A rapidly-moving winter storm caused travel problems Friday from the Midwest to the East Coast. While the storm certainly did not break any snow records, the timing of the storm caused significant travel problems. The storm hit the I-95 corridor during Friday afternoon rush hour.
Sleet and freezing rain glazed roads and bridges with ice from Kentucky to North Carolina. Law enforcement reported many accidents from the weather. In North Carolina, the Department of Transportation tweeted that the temperatures were too low for salt to be effective for melting ice. Bob Ryan from ABC7 in D.C. tweeted "All interstate road temperatures 20-25° so even where well salted roads not far north DC very slippery."
"You can't focus on snow totals with a storm like this," AccuWeather Expert Senior Meteorologist Kerry Schwindenhammer said. "This kind of storm can cause a lot of accidents.
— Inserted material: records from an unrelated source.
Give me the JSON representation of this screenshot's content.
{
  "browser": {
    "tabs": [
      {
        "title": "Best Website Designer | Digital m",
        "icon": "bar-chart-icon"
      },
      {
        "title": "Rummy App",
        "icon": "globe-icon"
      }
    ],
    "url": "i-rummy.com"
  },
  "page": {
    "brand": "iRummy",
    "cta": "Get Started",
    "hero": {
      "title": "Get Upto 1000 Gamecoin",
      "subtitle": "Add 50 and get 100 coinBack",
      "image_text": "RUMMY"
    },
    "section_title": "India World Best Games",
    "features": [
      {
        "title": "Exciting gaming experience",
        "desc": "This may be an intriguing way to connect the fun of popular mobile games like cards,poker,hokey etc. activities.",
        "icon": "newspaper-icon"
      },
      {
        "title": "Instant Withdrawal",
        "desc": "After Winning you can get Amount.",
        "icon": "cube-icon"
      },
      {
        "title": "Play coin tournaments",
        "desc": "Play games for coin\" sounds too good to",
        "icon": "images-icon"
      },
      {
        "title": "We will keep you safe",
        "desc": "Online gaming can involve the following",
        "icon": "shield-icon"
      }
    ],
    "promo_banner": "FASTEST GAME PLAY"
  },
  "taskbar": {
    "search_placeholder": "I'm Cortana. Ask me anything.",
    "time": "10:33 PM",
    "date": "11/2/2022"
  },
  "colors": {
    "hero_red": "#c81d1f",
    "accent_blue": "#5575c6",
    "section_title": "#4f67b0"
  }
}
The conditions can be very treacherous than a three, four or five inch snowfall. With higher snowfall amounts, people usually take more caution."
Ice and snow also hurt the airlines, with over 600 cancelled and more than 6,000 delayed flights by 8 p.m. Friday. Affected airports included JFK in New York, Newark, N.J., Philadelphia, Pa., D.C., Cleveland, Ohio, and Chicago, Ill.
Airport delays reported by FlightStats.com at 9 p.m. EST Friday.
13.5 inches two miles south of McMillan
12.0 inches three miles southwest of Newberry
11.2 inches at six miles north-northwest of Scottville
9.4 inches four miles southeast of Muskegon
8.5 inches at Cloverville
8.0 inches in Norton Shores
5.2 inches in Wellsville
4.5 inches in Salem
4.0 inches at West Liberty
4.0 inches at the Akron Airport
3.2 inches at Kent
4.0 inches 10 miles east of Grantsville
5.0 inches at Penn Hills
4.9 inches on Mount Washington
4.5 inches at Baldwin
3.6 inches two miles north of Frostburg
6.0 inches at Weirton
5.0 inches ten miles east of Fairmont
5.2 inches at Medford
5.0 inches in Gile
4.0 inches in Kewunee County
Relief is on the way for portions of the Plains that are in the grips of the ongoing drought.
A tropical wave west of the Cape Verde Islands looks like it could be the next named tropical storm in the Atlantic Basin.
It was a rather active past few days with tornadoes, flash flooding, and damaging winds targeting many communities.
A pair of tropical threats will target areas from China and Taiwan to Guam this week.
Television meteorologists and weather reports have the responsibility to provide the public with potentially life-saving information, even if it requires the interruption of a popular television program.
In the icy waters of the Bay of Exploits in northern Newfoundland, a Canadian couple on an innocent boat ride were put in a dangerous situation as one of the region's massive icebergs suddenly crumbled.
Otterbein, IN (1990)
A total of 2" of rain in 40 minutes (10 miles west of Lafayette).
Southern CA (1991)
Torrid heat: 120 at Borrego Springs; 119 at Death Valley and Palm Springs.
Big Delta, AK (1992)
A rare tornado touched down; first since 1979 in Alaska.